*YOUR OBJECTIVE:*
Return the full listing, keeping every line exactly as it is.

*PROVIDED RECORDS:*
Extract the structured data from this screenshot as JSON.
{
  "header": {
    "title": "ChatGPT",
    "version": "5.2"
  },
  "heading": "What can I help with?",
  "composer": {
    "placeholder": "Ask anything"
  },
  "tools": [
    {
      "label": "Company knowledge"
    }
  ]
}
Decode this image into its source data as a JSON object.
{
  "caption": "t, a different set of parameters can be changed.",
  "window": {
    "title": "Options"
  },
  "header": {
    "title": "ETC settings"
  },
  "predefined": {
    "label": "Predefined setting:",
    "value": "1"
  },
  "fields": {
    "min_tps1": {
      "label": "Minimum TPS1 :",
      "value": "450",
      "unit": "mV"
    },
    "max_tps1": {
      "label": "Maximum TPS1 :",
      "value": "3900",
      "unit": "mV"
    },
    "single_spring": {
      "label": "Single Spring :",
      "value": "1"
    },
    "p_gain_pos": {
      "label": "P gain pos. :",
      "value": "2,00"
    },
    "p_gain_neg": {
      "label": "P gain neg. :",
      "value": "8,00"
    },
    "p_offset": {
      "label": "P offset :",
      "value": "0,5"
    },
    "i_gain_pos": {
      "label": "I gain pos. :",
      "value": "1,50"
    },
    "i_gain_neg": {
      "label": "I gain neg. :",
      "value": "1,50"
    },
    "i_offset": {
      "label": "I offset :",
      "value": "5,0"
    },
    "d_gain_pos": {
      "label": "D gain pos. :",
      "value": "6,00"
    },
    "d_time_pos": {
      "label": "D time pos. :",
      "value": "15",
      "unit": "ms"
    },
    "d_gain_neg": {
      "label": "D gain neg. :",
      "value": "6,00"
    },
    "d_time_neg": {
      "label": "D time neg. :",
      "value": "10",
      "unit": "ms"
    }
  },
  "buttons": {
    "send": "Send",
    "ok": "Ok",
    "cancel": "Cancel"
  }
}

*ANSWER BOX:*
Extract the structured data from this screenshot as JSON.
{
  "header": {
    "title": "ChatGPT",
    "version": "5.2"
  },
  "heading": "What can I help with?",
  "composer": {
    "placeholder": "Ask anything"
  },
  "tools": [
    {
      "label": "Company knowledge"
    }
  ]
}
Decode this image into its source data as a JSON object.
{
  "caption": "t, a different set of parameters can be changed.",
  "window": {
    "title": "Options"
  },
  "header": {
    "title": "ETC settings"
  },
  "predefined": {
    "label": "Predefined setting:",
    "value": "1"
  },
  "fields": {
    "min_tps1": {
      "label": "Minimum TPS1 :",
      "value": "450",
      "unit": "mV"
    },
    "max_tps1": {
      "label": "Maximum TPS1 :",
      "value": "3900",
      "unit": "mV"
    },
    "single_spring": {
      "label": "Single Spring :",
      "value": "1"
    },
    "p_gain_pos": {
      "label": "P gain pos. :",
      "value": "2,00"
    },
    "p_gain_neg": {
      "label": "P gain neg. :",
      "value": "8,00"
    },
    "p_offset": {
      "label": "P offset :",
      "value": "0,5"
    },
    "i_gain_pos": {
      "label": "I gain pos. :",
      "value": "1,50"
    },
    "i_gain_neg": {
      "label": "I gain neg. :",
      "value": "1,50"
    },
    "i_offset": {
      "label": "I offset :",
      "value": "5,0"
    },
    "d_gain_pos": {
      "label": "D gain pos. :",
      "value": "6,00"
    },
    "d_time_pos": {
      "label": "D time pos. :",
      "value": "15",
      "unit": "ms"
    },
    "d_gain_neg": {
      "label": "D gain neg. :",
      "value": "6,00"
    },
    "d_time_neg": {
      "label": "D time neg. :",
      "value": "10",
      "unit": "ms"
    }
  },
  "buttons": {
    "send": "Send",
    "ok": "Ok",
    "cancel": "Cancel"
  }
}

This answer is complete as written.